a b K Overclocking
October 8, 2008 1:06:57 AM

wow, this was posted 6 years ago (its 2008 now innit??) un i just got given FREE, right here in front of me an old laptop with an AMD 366 cpu in that i wanna play with un try to underclock cos its just way to HOTTT.
crashman... yep u rock dude, this is exactly what i wanted to find out. mine's 2.2v/3.3v i/o. ive already lowered the 2.2v to 2.0v (still ran HOT), then to 1.8v (un still it runs HOT).
was just wondering if i should try lowering the 3.3v i/o to the 2.5v i/o setting (for a mobile cpu) but werent sure if that was too much of a drop un it might blow it up completely or sommit ???
but seeing as uve tried it un it ran COOL, i gotta try it man.

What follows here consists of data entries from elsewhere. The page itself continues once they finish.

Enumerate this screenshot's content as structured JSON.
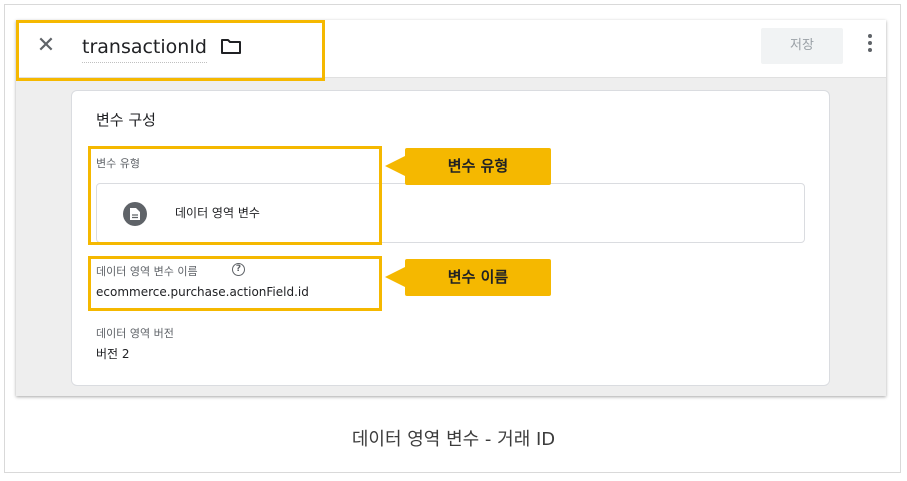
{
  "header": {
    "close_glyph": "✕",
    "variable_name": "transactionId",
    "save_label": "저장"
  },
  "card": {
    "title": "변수 구성",
    "type_label": "변수 유형",
    "type_value": "데이터 영역 변수",
    "name_label": "데이터 영역 변수 이름",
    "help_glyph": "?",
    "name_value": "ecommerce.purchase.actionField.id",
    "version_label": "데이터 영역 버전",
    "version_value": "버전 2"
  },
  "callouts": {
    "type": "변수 유형",
    "name": "변수 이름"
  },
  "caption": "데이터 영역 변수 - 거래 ID",
  "colors": {
    "highlight": "#f5b800",
    "icon": "#5f6368"
  },
  "icons": [
    "close-icon",
    "folder-icon",
    "more-vert-icon",
    "document-icon",
    "help-icon"
  ]
}
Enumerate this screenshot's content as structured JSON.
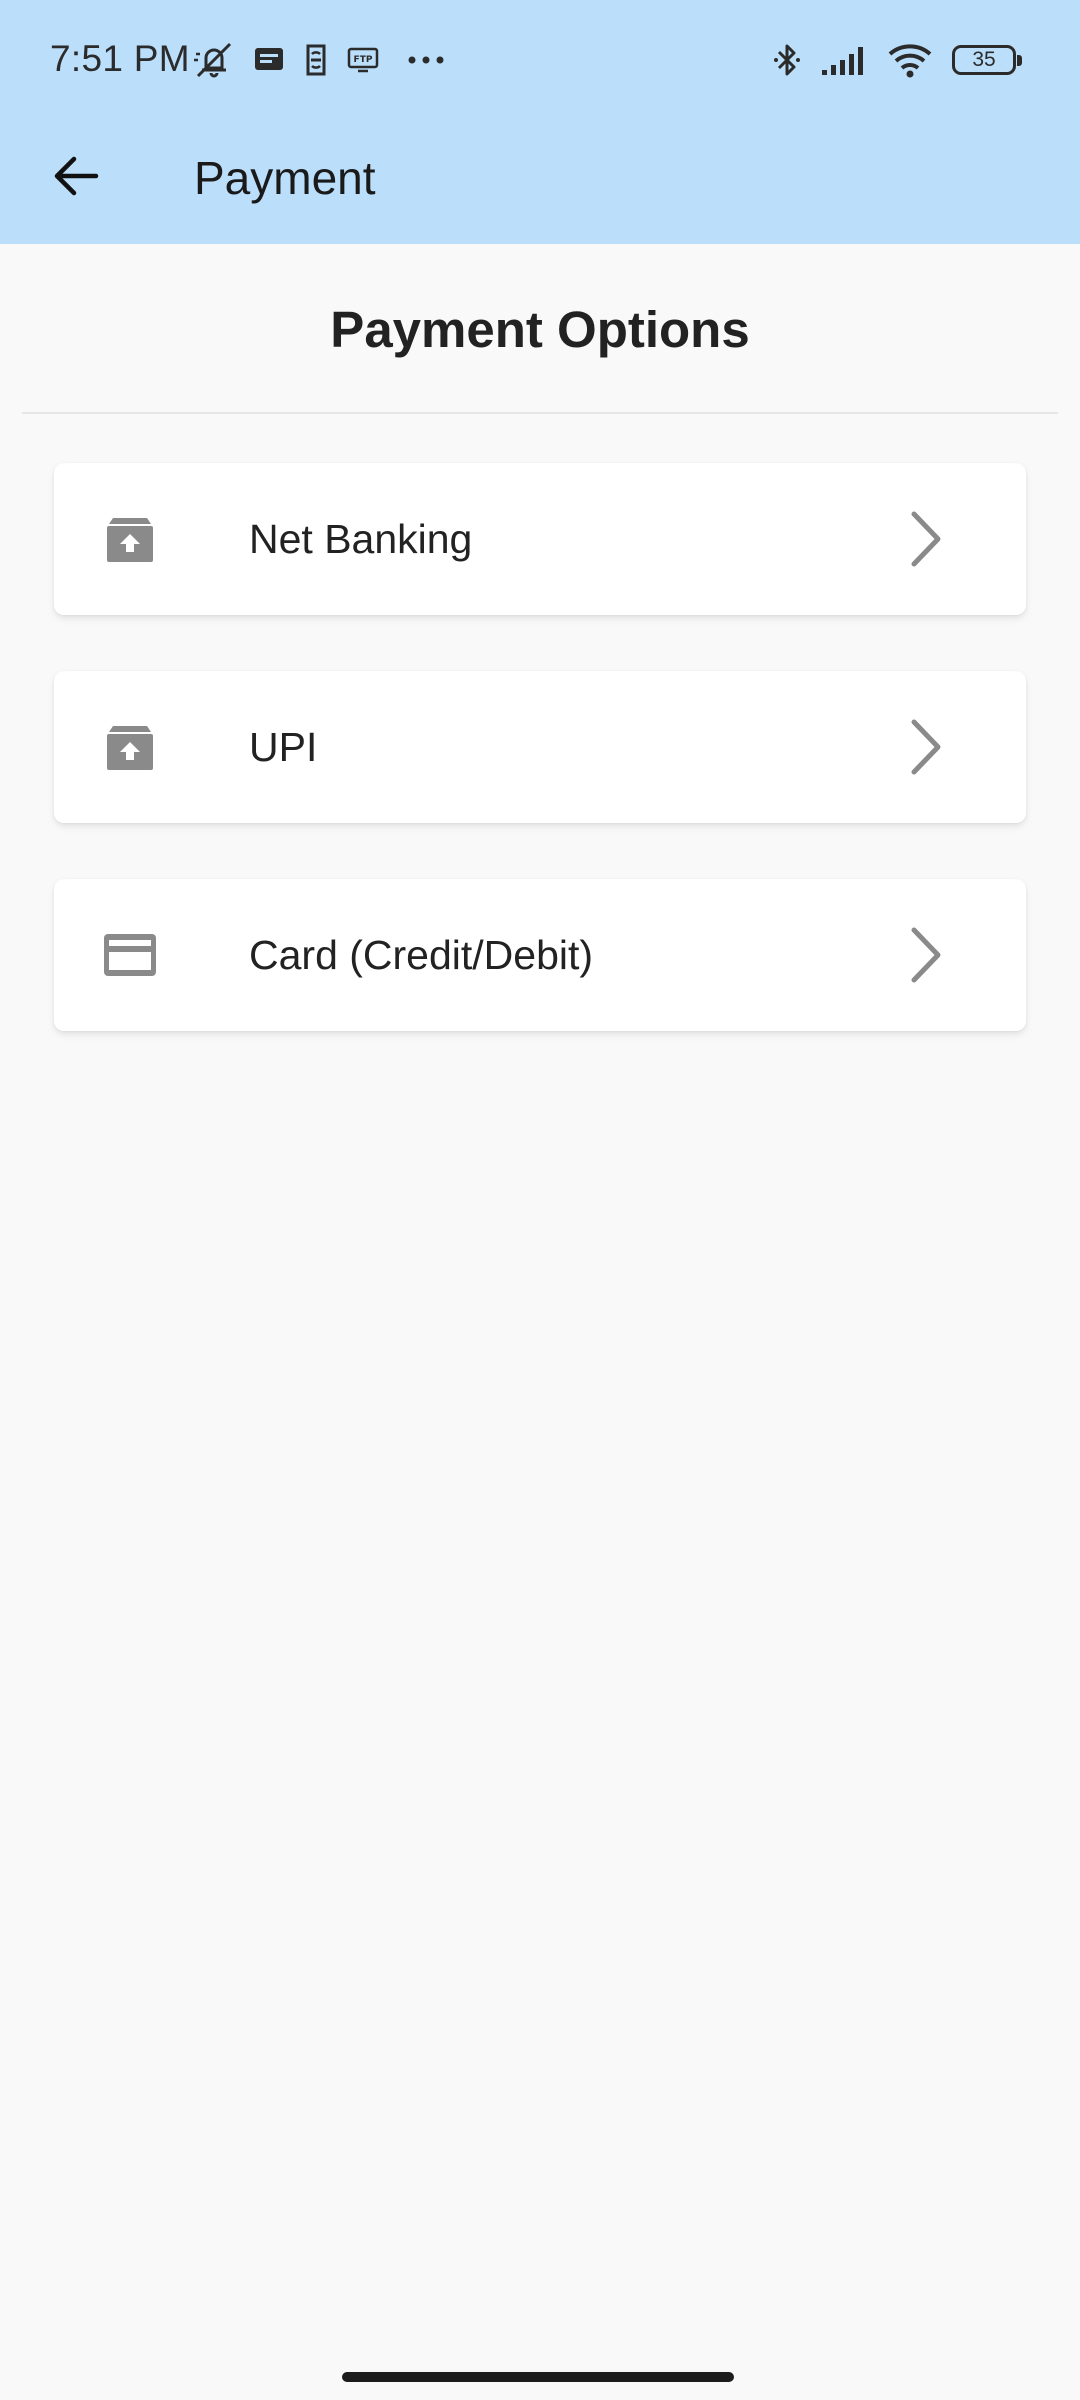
{
  "status_bar": {
    "time": "7:51 PM",
    "battery_level": "35",
    "left_icons": [
      "muted-bell-icon",
      "message-icon",
      "sim-icon",
      "ftp-icon",
      "more-dots-icon"
    ],
    "right_icons": [
      "bluetooth-icon",
      "signal-icon",
      "wifi-icon",
      "battery-icon"
    ]
  },
  "app_bar": {
    "title": "Payment",
    "back_icon": "back-arrow-icon",
    "background_color": "#bbdefa"
  },
  "page": {
    "heading": "Payment Options"
  },
  "payment_options": [
    {
      "label": "Net Banking",
      "icon": "archive-upload-icon"
    },
    {
      "label": "UPI",
      "icon": "archive-upload-icon"
    },
    {
      "label": "Card (Credit/Debit)",
      "icon": "credit-card-icon"
    }
  ],
  "colors": {
    "header": "#bbdefa",
    "background": "#f9f9f9",
    "card": "#ffffff",
    "icon_gray": "#8a8a8a"
  }
}
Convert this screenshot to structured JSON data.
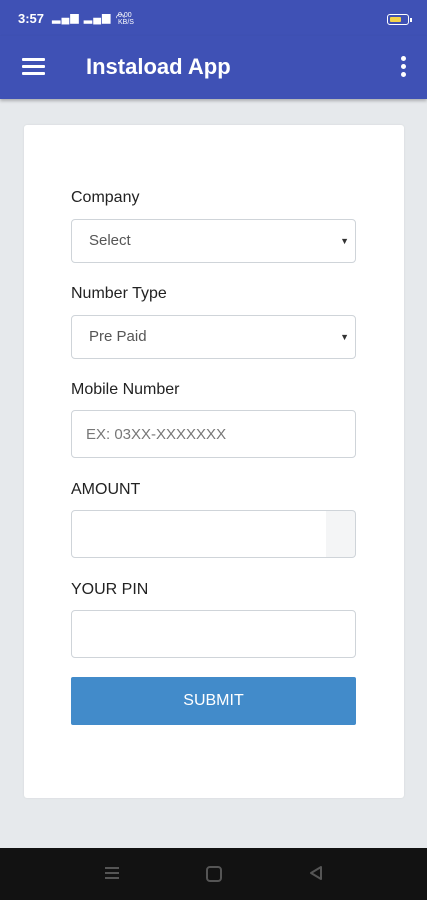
{
  "status_bar": {
    "time": "3:57",
    "signal_icons": "▂▄▆ ▂▄▆ ◠",
    "speed_value": "0.00",
    "speed_unit": "KB/S",
    "battery_color": "#f5d34a"
  },
  "app_bar": {
    "title": "Instaload App",
    "background": "#3f51b5"
  },
  "form": {
    "company": {
      "label": "Company",
      "selected": "Select"
    },
    "number_type": {
      "label": "Number Type",
      "selected": "Pre Paid"
    },
    "mobile_number": {
      "label": "Mobile Number",
      "placeholder": "EX: 03XX-XXXXXXX",
      "value": ""
    },
    "amount": {
      "label": "AMOUNT",
      "value": ""
    },
    "pin": {
      "label": "YOUR PIN",
      "value": ""
    },
    "submit_label": "SUBMIT",
    "submit_color": "#428bca"
  },
  "icons": {
    "menu": "menu-icon",
    "more": "more-vert-icon",
    "dropdown": "▼",
    "nav_recents": "recents-icon",
    "nav_home": "home-icon",
    "nav_back": "back-icon"
  }
}
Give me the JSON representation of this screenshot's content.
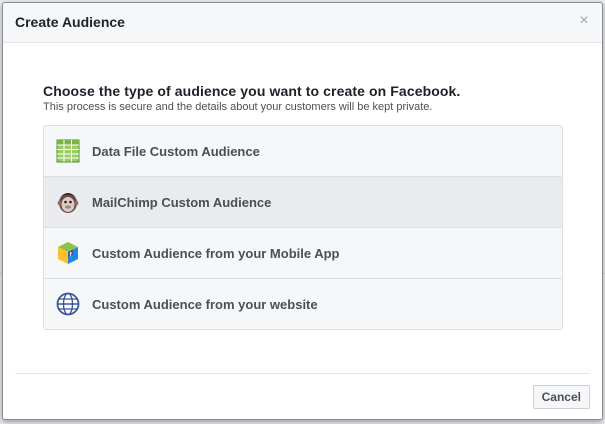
{
  "dialog": {
    "title": "Create Audience",
    "close_glyph": "×",
    "heading": "Choose the type of audience you want to create on Facebook.",
    "subtext": "This process is secure and the details about your customers will be kept private.",
    "options": [
      {
        "label": "Data File Custom Audience",
        "icon": "spreadsheet-icon"
      },
      {
        "label": "MailChimp Custom Audience",
        "icon": "mailchimp-icon"
      },
      {
        "label": "Custom Audience from your Mobile App",
        "icon": "mobile-app-cube-icon"
      },
      {
        "label": "Custom Audience from your website",
        "icon": "globe-icon"
      }
    ],
    "cancel_label": "Cancel"
  },
  "colors": {
    "header_bg": "#f6f7f9",
    "option_bg": "#f6f7f9",
    "option_hover_bg": "#e9ebee",
    "text_dark": "#1d2129",
    "text_muted": "#4b4f56"
  }
}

RIGHT NOW in fact ;0)
brb...fingers crossed !
!